- _Your task_: Within the listing, each line that has the string "false" should be copied.

-- Source data follows --

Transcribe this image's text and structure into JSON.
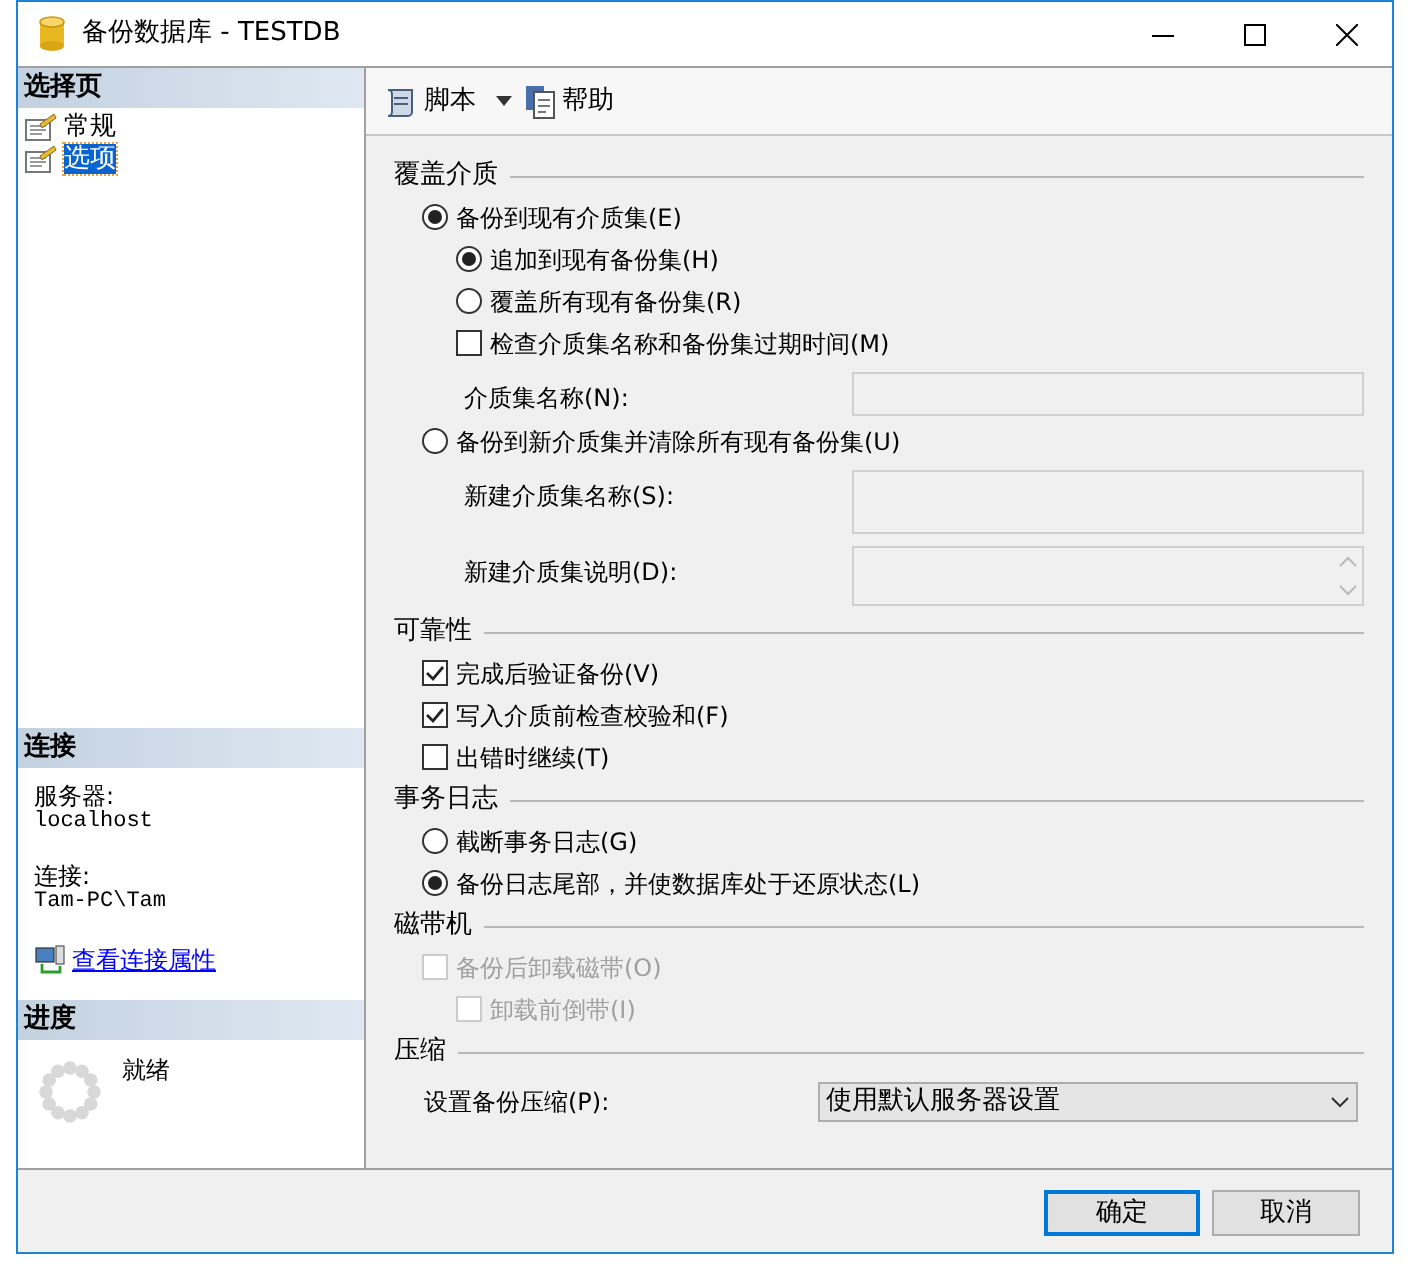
{
  "window": {
    "title": "备份数据库 - TESTDB"
  },
  "sidebar": {
    "title": "选择页",
    "pages": [
      {
        "label": "常规",
        "selected": false
      },
      {
        "label": "选项",
        "selected": true
      }
    ]
  },
  "connection": {
    "title": "连接",
    "server_label": "服务器:",
    "server": "localhost",
    "connection_label": "连接:",
    "connection": "Tam-PC\\Tam",
    "link": "查看连接属性"
  },
  "progress": {
    "title": "进度",
    "status": "就绪"
  },
  "toolbar": [
    {
      "kind": "script",
      "label": "脚本"
    },
    {
      "kind": "help",
      "label": "帮助"
    }
  ],
  "sections": [
    {
      "title": "覆盖介质",
      "items": [
        {
          "kind": "radio",
          "label": "备份到现有介质集(E)",
          "selected": true,
          "children": [
            {
              "kind": "radio",
              "label": "追加到现有备份集(H)",
              "selected": true
            },
            {
              "kind": "radio",
              "label": "覆盖所有现有备份集(R)",
              "selected": false
            },
            {
              "kind": "checkbox",
              "label": "检查介质集名称和备份集过期时间(M)",
              "checked": false
            },
            {
              "kind": "field",
              "label": "介质集名称(N):"
            }
          ]
        },
        {
          "kind": "radio",
          "label": "备份到新介质集并清除所有现有备份集(U)",
          "selected": false,
          "children": [
            {
              "kind": "textbox",
              "label": "新建介质集名称(S):"
            },
            {
              "kind": "memo",
              "label": "新建介质集说明(D):"
            }
          ]
        }
      ]
    },
    {
      "title": "可靠性",
      "items": [
        {
          "kind": "checkbox",
          "label": "完成后验证备份(V)",
          "checked": true
        },
        {
          "kind": "checkbox",
          "label": "写入介质前检查校验和(F)",
          "checked": true
        },
        {
          "kind": "checkbox",
          "label": "出错时继续(T)",
          "checked": false
        }
      ]
    },
    {
      "title": "事务日志",
      "items": [
        {
          "kind": "radio",
          "label": "截断事务日志(G)",
          "selected": false
        },
        {
          "kind": "radio",
          "label": "备份日志尾部，并使数据库处于还原状态(L)",
          "selected": true
        }
      ]
    },
    {
      "title": "磁带机",
      "items": [
        {
          "kind": "checkbox",
          "label": "备份后卸载磁带(O)",
          "checked": false,
          "disabled": true,
          "children": [
            {
              "kind": "checkbox",
              "label": "卸载前倒带(I)",
              "checked": false,
              "disabled": true
            }
          ]
        }
      ]
    },
    {
      "title": "压缩",
      "items": [
        {
          "kind": "select",
          "label": "设置备份压缩(P):",
          "value": "使用默认服务器设置"
        }
      ]
    }
  ],
  "buttons": [
    {
      "label": "确定",
      "default": true
    },
    {
      "label": "取消",
      "default": false
    }
  ]
}
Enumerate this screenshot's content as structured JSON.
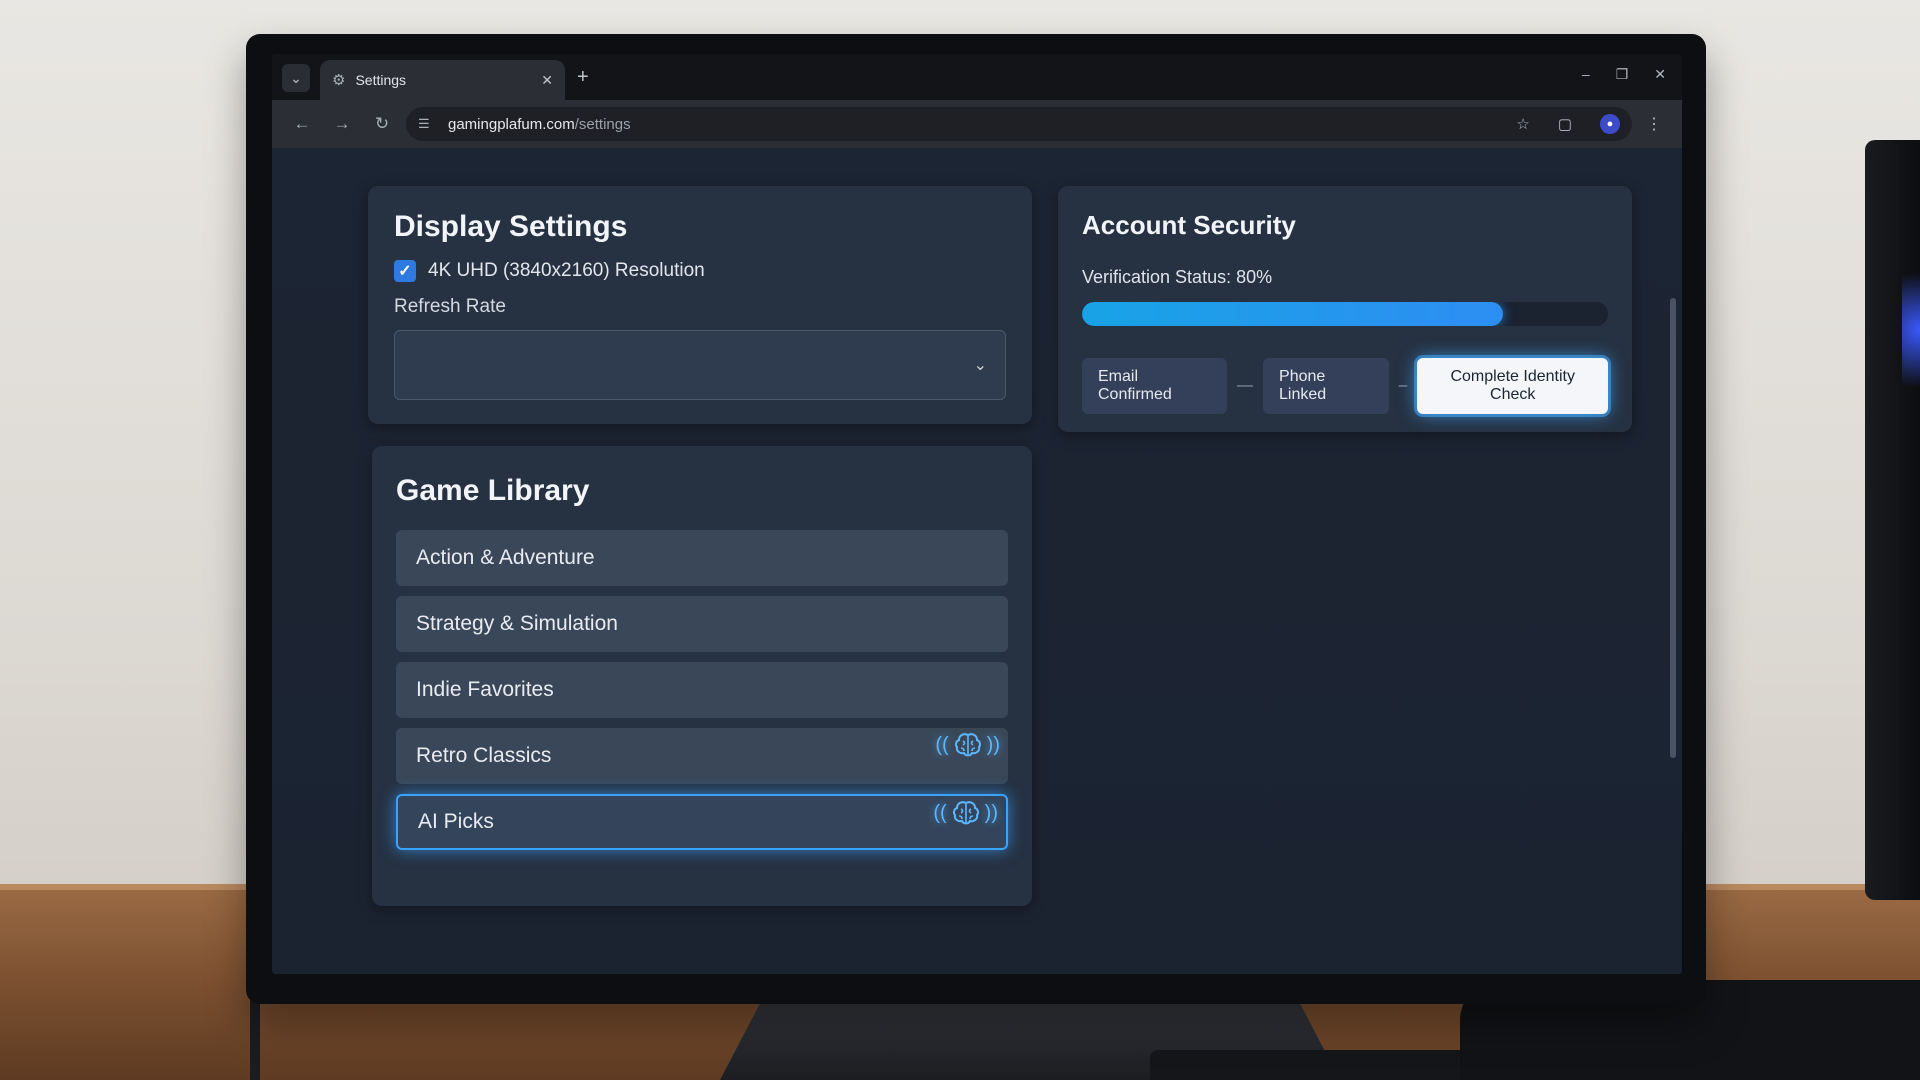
{
  "browser": {
    "tab_title": "Settings",
    "url_host": "gamingplafum.com",
    "url_path": "/settings"
  },
  "display_settings": {
    "title": "Display Settings",
    "resolution_label": "4K UHD (3840x2160) Resolution",
    "resolution_checked": true,
    "refresh_rate_label": "Refresh Rate",
    "refresh_rate_value": ""
  },
  "account_security": {
    "title": "Account Security",
    "status_label": "Verification Status: 80%",
    "progress_percent": 80,
    "steps": [
      {
        "label": "Email Confirmed"
      },
      {
        "label": "Phone Linked"
      }
    ],
    "cta_label": "Complete Identity Check"
  },
  "game_library": {
    "title": "Game Library",
    "items": [
      {
        "label": "Action & Adventure"
      },
      {
        "label": "Strategy & Simulation"
      },
      {
        "label": "Indie Favorites"
      },
      {
        "label": "Retro Classics"
      },
      {
        "label": "AI Picks"
      }
    ]
  },
  "colors": {
    "accent": "#2d8ef2",
    "glow": "#3aa3ff"
  },
  "icons": {
    "tab": "gear-icon",
    "ai_badge": "brain-icon"
  }
}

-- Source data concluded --

- _Written solution_:
        "selected": false
              "selected": false
              "checked": false
          "selected": false,
          "checked": false
          "selected": false
          "checked": false,
              "checked": false,
      "default": false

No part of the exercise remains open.